# Data under study
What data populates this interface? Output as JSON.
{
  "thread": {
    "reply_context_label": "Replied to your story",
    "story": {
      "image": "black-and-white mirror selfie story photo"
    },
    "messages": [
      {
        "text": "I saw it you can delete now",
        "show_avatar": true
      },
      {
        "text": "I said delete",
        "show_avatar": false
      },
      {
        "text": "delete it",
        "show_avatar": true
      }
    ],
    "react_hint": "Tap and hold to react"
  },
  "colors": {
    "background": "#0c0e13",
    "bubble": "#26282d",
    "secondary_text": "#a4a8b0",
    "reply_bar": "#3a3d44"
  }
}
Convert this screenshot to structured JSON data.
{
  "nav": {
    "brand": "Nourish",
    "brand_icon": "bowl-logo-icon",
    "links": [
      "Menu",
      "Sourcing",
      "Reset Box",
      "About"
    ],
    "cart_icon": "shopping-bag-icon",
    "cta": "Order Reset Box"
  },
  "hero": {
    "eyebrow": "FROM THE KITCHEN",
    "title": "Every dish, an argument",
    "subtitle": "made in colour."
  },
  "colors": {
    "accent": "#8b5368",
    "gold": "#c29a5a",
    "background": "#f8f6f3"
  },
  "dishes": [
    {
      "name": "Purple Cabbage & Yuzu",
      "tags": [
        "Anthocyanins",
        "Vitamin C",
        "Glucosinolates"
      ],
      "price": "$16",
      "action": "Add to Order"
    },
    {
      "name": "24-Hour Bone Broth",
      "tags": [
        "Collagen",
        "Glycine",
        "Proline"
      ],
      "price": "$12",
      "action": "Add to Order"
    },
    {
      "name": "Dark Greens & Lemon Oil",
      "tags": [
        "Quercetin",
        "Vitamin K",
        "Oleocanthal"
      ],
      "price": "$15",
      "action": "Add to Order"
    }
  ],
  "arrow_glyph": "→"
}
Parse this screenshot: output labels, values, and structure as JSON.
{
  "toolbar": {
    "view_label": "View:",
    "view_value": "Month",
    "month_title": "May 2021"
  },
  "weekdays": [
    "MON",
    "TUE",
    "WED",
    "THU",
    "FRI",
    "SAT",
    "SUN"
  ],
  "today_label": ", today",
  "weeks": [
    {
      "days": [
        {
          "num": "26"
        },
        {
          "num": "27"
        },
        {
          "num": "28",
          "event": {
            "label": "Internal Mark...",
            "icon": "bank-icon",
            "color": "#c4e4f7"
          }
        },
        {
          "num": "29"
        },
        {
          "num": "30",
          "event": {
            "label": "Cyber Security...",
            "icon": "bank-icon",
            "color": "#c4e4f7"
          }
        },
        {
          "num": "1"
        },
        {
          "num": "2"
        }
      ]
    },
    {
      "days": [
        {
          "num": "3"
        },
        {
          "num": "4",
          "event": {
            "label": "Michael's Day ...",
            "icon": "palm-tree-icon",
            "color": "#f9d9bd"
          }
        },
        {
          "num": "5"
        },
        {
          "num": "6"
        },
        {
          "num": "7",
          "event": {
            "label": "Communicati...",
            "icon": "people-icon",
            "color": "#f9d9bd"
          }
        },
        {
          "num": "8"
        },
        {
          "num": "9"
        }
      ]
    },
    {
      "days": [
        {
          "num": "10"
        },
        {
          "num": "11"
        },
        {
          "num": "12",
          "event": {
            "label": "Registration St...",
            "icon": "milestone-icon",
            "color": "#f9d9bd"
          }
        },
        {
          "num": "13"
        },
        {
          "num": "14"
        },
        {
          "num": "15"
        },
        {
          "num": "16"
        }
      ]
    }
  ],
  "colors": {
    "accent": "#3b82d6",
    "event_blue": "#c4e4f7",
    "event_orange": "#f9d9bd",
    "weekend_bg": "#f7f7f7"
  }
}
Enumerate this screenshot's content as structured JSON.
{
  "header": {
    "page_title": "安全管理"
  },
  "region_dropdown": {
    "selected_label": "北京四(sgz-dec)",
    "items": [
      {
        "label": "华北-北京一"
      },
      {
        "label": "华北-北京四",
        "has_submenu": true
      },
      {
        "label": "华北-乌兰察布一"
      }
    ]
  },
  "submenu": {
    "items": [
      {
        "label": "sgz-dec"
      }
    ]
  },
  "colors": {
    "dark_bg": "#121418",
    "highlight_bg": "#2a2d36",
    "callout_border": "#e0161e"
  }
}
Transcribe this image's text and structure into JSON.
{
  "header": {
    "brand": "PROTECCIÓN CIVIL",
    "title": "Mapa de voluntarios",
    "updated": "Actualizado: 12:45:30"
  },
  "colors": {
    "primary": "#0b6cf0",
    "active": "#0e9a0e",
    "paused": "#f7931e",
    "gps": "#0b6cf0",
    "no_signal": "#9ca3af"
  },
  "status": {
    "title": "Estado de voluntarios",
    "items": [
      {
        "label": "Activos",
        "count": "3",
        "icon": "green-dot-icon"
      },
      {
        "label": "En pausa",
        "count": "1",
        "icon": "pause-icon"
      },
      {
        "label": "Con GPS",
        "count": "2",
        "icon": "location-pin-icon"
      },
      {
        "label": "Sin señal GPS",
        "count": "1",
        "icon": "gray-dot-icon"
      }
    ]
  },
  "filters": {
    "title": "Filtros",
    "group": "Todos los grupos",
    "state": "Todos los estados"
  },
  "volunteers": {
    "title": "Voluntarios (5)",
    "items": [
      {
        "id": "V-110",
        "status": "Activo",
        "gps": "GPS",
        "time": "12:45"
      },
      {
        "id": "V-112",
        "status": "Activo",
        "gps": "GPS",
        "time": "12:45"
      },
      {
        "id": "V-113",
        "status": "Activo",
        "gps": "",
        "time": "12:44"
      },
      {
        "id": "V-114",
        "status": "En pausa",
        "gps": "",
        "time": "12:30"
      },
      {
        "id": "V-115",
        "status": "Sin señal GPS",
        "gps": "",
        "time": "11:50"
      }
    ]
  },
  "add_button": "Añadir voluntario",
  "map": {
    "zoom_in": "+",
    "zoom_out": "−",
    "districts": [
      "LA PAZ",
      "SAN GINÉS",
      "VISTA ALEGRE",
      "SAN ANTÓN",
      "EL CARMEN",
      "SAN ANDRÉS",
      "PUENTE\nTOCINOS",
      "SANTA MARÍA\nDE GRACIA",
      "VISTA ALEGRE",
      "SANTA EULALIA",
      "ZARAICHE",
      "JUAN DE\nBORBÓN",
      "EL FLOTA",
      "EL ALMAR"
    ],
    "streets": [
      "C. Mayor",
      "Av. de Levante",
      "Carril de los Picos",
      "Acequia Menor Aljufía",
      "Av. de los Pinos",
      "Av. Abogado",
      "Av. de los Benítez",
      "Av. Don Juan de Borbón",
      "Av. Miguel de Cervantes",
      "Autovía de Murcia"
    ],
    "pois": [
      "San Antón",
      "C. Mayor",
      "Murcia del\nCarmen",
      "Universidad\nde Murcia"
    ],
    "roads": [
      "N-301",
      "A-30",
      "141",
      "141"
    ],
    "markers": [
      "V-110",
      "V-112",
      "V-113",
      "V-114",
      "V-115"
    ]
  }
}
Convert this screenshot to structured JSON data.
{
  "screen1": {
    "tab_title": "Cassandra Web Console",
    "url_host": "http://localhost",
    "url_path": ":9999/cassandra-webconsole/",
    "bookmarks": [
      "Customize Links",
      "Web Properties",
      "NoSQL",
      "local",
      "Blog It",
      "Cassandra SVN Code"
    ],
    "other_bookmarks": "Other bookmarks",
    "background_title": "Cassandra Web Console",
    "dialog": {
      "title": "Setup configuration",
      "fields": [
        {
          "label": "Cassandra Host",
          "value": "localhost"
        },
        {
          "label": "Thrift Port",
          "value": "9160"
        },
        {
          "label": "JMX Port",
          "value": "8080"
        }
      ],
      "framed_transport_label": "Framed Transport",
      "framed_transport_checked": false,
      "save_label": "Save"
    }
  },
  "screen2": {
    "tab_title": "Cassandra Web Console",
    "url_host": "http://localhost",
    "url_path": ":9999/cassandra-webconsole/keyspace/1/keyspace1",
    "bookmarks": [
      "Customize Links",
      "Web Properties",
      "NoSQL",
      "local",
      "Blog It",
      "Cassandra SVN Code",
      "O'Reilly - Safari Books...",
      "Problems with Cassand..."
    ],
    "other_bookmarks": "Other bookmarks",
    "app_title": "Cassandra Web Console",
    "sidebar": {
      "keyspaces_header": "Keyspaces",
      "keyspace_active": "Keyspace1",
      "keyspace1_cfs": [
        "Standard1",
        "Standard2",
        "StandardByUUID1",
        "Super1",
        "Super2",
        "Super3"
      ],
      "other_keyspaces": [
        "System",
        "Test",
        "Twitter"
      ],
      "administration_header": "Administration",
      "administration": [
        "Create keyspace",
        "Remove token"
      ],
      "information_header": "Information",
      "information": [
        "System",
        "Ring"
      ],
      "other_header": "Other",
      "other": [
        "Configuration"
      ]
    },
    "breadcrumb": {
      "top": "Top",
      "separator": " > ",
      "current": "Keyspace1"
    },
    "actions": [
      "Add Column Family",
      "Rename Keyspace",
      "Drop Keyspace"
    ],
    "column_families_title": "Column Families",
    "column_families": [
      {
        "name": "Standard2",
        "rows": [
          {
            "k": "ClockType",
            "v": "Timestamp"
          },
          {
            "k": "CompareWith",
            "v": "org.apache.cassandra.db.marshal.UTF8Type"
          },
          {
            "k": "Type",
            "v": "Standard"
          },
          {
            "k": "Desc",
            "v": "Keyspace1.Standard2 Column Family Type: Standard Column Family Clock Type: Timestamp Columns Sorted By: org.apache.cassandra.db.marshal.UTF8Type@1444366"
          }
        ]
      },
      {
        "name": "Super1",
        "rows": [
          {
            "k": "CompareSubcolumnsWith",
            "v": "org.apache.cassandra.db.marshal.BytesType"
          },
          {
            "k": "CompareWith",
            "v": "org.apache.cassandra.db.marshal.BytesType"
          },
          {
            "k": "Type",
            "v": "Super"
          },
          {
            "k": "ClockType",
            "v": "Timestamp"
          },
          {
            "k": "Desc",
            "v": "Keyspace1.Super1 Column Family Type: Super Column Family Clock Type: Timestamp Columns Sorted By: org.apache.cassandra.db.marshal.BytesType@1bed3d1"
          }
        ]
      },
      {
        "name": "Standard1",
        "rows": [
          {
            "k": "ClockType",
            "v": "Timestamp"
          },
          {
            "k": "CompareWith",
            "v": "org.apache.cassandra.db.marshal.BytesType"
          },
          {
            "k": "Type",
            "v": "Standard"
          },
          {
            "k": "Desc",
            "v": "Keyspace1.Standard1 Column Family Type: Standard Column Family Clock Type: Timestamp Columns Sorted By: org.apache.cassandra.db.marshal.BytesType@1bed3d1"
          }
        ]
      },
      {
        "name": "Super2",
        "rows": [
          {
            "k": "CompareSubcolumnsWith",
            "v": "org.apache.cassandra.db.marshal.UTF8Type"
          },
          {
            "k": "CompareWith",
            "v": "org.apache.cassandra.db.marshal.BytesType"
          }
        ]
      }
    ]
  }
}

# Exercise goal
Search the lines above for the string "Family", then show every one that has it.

# Written solution
      "Add Column Family",
            "v": "Keyspace1.Standard2 Column Family Type: Standard Column Family Clock Type: Timestamp Columns Sorted By: org.apache.cassandra.db.marshal.UTF8Type@1444366"
            "v": "Keyspace1.Super1 Column Family Type: Super Column Family Clock Type: Timestamp Columns Sorted By: org.apache.cassandra.db.marshal.BytesType@1bed3d1"
            "v": "Keyspace1.Standard1 Column Family Type: Standard Column Family Clock Type: Timestamp Columns Sorted By: org.apache.cassandra.db.marshal.BytesType@1bed3d1"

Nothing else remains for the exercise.